Conclusions: There is initial validity evidence for use of this rubric to score local clinical exams that are based on the new USMLE patient note format.

Dr. Park is assistant professor, Department of Medical Education, University of Illinois at Chicago College of Medicine, Chicago, Illinois.

Dr. Lineberry is assistant professor, Department of Medical Education, University of Illinois at Chicago College of Medicine, Chicago, Illinois.

Dr. Hyderi is associate dean for curriculum and associate professor, Department of Family Medicine, University of Illinois at Chicago College of Medicine, Chicago, Illinois.

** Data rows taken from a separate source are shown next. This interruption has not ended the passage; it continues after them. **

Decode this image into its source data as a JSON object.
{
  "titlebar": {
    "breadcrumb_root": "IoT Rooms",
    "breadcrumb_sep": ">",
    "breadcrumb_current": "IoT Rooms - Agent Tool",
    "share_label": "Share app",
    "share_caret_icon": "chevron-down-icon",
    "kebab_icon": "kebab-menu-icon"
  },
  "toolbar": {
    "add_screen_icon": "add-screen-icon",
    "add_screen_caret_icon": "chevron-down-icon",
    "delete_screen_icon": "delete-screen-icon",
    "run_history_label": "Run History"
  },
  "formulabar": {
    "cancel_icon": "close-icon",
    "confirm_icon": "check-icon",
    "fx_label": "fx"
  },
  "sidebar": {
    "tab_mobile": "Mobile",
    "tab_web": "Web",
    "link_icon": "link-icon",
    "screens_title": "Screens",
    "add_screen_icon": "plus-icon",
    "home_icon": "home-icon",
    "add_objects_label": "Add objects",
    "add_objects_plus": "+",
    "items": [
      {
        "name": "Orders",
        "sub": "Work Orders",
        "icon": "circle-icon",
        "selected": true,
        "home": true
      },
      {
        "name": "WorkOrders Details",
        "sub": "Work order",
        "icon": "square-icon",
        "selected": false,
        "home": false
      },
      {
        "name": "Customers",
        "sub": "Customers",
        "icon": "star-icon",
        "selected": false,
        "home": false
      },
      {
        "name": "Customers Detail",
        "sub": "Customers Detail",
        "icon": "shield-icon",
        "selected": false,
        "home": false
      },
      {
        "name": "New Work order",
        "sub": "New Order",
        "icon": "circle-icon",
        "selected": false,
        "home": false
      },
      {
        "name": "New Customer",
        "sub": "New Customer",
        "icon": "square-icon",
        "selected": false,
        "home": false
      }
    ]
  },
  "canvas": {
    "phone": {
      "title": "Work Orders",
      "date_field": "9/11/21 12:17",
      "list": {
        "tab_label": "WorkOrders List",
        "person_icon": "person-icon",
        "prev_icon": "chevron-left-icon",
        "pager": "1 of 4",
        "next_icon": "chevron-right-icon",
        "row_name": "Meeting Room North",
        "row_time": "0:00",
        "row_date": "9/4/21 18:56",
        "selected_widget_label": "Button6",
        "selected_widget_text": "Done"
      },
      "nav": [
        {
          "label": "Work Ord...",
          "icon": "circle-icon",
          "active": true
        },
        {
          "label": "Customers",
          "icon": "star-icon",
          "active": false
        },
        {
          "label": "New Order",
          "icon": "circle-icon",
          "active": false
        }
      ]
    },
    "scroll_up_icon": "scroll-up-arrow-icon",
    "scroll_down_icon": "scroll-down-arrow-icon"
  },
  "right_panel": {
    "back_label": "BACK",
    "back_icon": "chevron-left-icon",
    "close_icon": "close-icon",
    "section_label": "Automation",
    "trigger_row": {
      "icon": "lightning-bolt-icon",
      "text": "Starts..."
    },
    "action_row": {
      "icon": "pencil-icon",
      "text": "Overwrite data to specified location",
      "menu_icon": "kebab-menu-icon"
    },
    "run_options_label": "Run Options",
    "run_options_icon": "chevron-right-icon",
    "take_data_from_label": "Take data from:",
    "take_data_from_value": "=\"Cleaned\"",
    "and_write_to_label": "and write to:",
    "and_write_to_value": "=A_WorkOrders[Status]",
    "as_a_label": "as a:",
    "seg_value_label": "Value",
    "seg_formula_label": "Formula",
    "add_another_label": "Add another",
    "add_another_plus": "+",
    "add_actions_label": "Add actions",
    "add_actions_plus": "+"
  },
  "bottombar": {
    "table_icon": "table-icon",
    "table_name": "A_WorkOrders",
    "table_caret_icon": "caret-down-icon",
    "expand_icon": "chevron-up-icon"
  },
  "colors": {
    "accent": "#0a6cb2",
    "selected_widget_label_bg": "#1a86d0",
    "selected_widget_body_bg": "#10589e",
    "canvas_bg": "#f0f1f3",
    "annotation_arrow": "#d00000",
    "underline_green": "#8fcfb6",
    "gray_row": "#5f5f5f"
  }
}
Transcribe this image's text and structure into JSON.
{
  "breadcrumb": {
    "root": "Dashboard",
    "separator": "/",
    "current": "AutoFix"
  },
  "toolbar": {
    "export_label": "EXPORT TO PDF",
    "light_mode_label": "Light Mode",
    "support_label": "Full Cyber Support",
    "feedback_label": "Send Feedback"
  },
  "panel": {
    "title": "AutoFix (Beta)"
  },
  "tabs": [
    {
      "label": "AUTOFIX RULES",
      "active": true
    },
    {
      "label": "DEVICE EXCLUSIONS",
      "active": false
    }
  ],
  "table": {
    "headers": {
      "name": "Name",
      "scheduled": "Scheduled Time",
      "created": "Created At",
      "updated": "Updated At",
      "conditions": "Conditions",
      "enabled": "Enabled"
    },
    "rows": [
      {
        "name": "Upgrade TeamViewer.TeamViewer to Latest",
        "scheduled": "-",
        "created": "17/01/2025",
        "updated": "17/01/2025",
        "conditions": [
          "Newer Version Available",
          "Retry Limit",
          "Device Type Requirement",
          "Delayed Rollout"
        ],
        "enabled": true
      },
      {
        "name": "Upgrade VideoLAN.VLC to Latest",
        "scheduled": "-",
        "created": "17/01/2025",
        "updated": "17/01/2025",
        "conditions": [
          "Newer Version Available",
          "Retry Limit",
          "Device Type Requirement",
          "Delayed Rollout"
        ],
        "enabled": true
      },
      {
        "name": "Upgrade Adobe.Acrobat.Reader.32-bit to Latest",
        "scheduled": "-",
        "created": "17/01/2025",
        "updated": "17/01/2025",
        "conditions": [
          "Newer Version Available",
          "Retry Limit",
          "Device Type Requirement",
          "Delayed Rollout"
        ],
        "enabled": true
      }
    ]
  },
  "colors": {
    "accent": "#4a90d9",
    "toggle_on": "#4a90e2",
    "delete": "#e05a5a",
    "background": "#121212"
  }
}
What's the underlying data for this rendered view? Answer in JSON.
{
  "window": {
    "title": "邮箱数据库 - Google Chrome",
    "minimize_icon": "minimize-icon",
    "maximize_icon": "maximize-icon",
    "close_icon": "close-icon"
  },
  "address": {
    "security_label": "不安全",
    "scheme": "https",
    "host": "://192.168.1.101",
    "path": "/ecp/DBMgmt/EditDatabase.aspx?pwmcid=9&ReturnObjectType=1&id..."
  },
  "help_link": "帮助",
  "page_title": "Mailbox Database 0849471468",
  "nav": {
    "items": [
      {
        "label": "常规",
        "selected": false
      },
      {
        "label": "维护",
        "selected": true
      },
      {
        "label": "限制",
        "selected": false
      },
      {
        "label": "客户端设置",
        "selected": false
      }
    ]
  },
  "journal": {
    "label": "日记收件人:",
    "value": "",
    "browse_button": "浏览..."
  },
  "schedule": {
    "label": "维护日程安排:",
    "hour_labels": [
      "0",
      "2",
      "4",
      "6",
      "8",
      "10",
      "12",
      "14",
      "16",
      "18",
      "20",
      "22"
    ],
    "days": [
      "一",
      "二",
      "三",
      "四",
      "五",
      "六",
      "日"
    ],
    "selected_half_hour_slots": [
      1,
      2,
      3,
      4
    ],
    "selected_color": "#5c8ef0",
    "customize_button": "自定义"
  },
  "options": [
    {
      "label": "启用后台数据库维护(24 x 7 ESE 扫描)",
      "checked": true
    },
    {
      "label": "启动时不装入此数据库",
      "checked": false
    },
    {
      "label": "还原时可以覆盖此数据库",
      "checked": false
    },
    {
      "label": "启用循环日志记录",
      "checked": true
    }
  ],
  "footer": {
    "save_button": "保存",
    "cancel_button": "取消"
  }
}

Dr. Bordage is professor, Department of Medical Education, University of Illinois at Chicago College of Medicine, Chicago, Illinois.

Dr. Riddle is director of faculty development and research assistant professor, Department of Medical Education, University of Illinois at Chicago College of Medicine, Chicago, Illinois.

Dr. Yudkowsky is director, Graham Clinical Performance Center, and associate professor, Department of Medical Education, University of Illinois at Chicago College of Medicine, Chicago, Illinois.

Funding/Support: None.

Other disclosures: None.

Ethical approval: This study was approved by the institutional review board of the University of Illinois at Chicago.

Correspondence should be addressed to Dr. Park, Department of Medical Education (MC 591), College of Medicine, University of Illinois at Chicago, 808 S. Wood St., 963 CMET, Chicago, IL 60612-7309; telephone: (312) 355-5406; fax: (312) 413-2048; e-mail: yspark2@uic.edu.

© 2013 by the Association of American Medical Colleges